I was messing around in the wood shop over the holidays and created the military challenge coin display shown in the picture with a piece of scrap black walnut. During the process, I was thinking how many people are necessary to pursue a creative endeavor like this (woodworking) and what a terrific community we have. Some people may have the mistaken impression that woodworking consists of toiling away solo in a wood shop, but nothing could be farther from the truth. There is a large network of people who are generous in sharing their wisdom and help make that woodworker or entrepreneur successful. One way to frame it is by considering three groups: artisans, enablers, and clients.
The Traughber Tribe recently went to Canaan Valley WV for our annual cross country ski vacation. This year we went over Christmas and planned to open some of our gifts there. As a gift, my daughter gave me an allowance to spend in the resort gift shop. Since we enjoy candlelight dinners, I thought I’d buy a locally made candle. But then I got to thinking…for the price I’d pay for the candle in the gift shop, I could get two or three times as much candle at a discount store back home. I tossed the idea out to our daughter and she said “Dad, is that even a question?” Her meaning was, how could I NOT buy the candle from the local artisan, which is what we did.

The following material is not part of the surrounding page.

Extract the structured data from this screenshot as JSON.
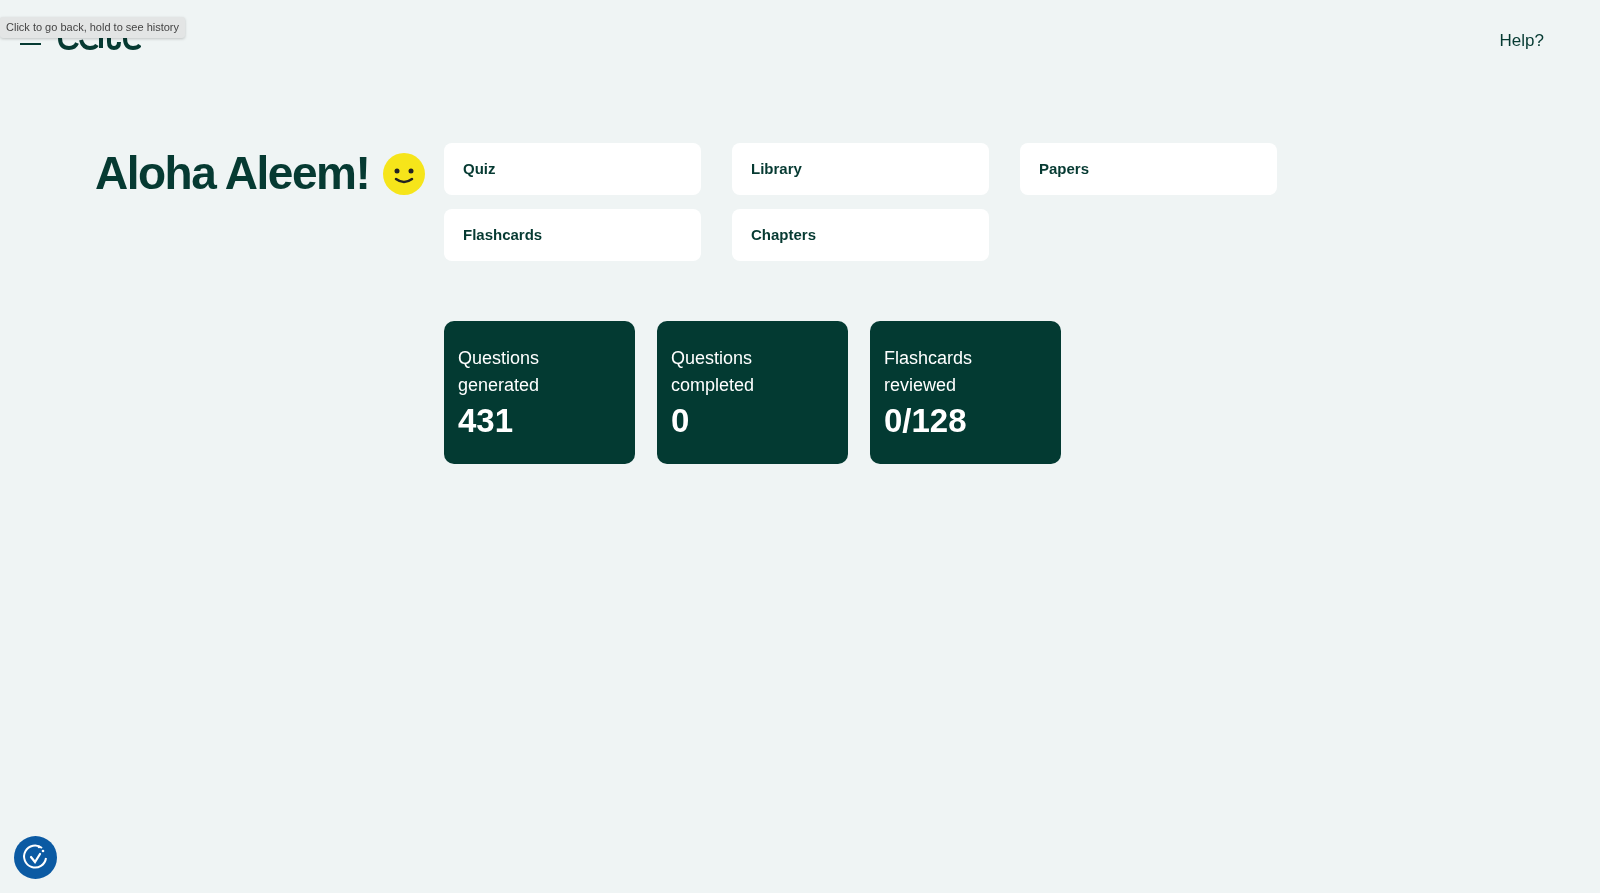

I receive so much inspiration from my fellow makers. On a recent business trip, after hours a colleague and I went on a photo shoot since he’s big into photography. We were in San Francisco and he knew a particular location where he wanted to take the perfect photo of the Golden Gate Bridge. We spent hours taking photos in different locations, with different lighting, with different camera settings. I know nothing about photography, but it was inspirational to see another craftsman spending so much time to create something beautiful. We’ll have a post soon covering an interview with the photographer and you’ll see the results from the photo shoot.
Fellow artisans are also terrific mentors. They don’t necessarily even need to be skilled in your particular craft. For example, the author (Lawrence Colby author of The Devil Dragon Pilot) we interviewed recently and I chat often about blog ideas, writing and our craft. In almost every conversation he gives me some pearl of wisdom that helps me in Traughber Design. Fellow craftsmen are great for helping keep things in alignment with the business’ vision and goals as we wrote about in our post on glue technique.
Lastly, craftsmen provide fellowship. Recently we spent Christmas with my pal Steve’s family; Steve is also a Festool fanatic (see our post about Festool here). He gets it. He fully understands why someone would spend an exorbitant amount on a power tool and think of it as value. Hanging out with like-minded people is part of the great fun of being an entrepreneur and craftsman.
Woodworkers could not do what they do without hardwood dealers, specialty suppliers, and tool experts. I was up at Colonial Hardwoods recently to buy some wood for our windowsill commission, and the dealer pointed out some wonderful white oak they had recently received. We took a look and I ended up buying some and using it in a recent commission. Where else would a salesperson consider what you are making and make suggestions beyond what you said you came to buy? And where else would they let you wander around the warehouse and pick the pieces you like? Our community is so giving.
Another key enabler is the specialty supplier. In my case, one of these consists of glass suppliers. Del Ray Glass was a company I used for the black walnut gun cabinet (pictured). I don’t know much about glass (in addition to photography), but they walked me through thicknesses, types of glass, frostings available, etc. and delivered on time and at a fair price. They are on my short list the next time I need some glass.
Last there are the tool guys. It would have been very difficult to learn Festool so quickly without Brian Graham’s tutelage at the Festool Ubershop on Baltimore. He set up the equipment before I arrived, gave a demo, I played around with it, then we boxed it up to take home. It’s so much easier to learn a tool hands-on like that.
One of the great things I love about our clients is they reveal the art of the possible. When a client asks “can you build that?” I almost always say yes. I’ve usually got a general idea to begin with, but sometimes get to experiment in the shop with alternate ways of making something. For example, with the military challenge coin holder I could have cut the slots from the bottom with the router table. I also could have cut them from the top using a rail guide and the router. I could have also used a jig. That’s part of the fun in creating is experimenting and mulling over what works best.
Our client network continues to grow. A client may have a piece in their home, then other people see it and word gets around. Most of our business so far has been from referrals. For example, a kitchen cabinet panel commission came about from a Facebook conversation (see our post: How to Make a Kitchen Cabinet Door: Flat Panel Construction). I love the serendipity of where our projects come from.
Speaking of clients, I’m currently reading a book for my day job called The Industries of the Future by Alec Ross. Ross is analyzing which industries will be replaced by robots. One of the beauties of the artisanal movement is our works are not likely to be outsourced. Sure, you can buy mass-produced furniture from overseas, but that’s not the market we’re in. We do custom woodworking which doesn’t lend itself to outsourcing. Our local clients are buying from us, not some company overseas.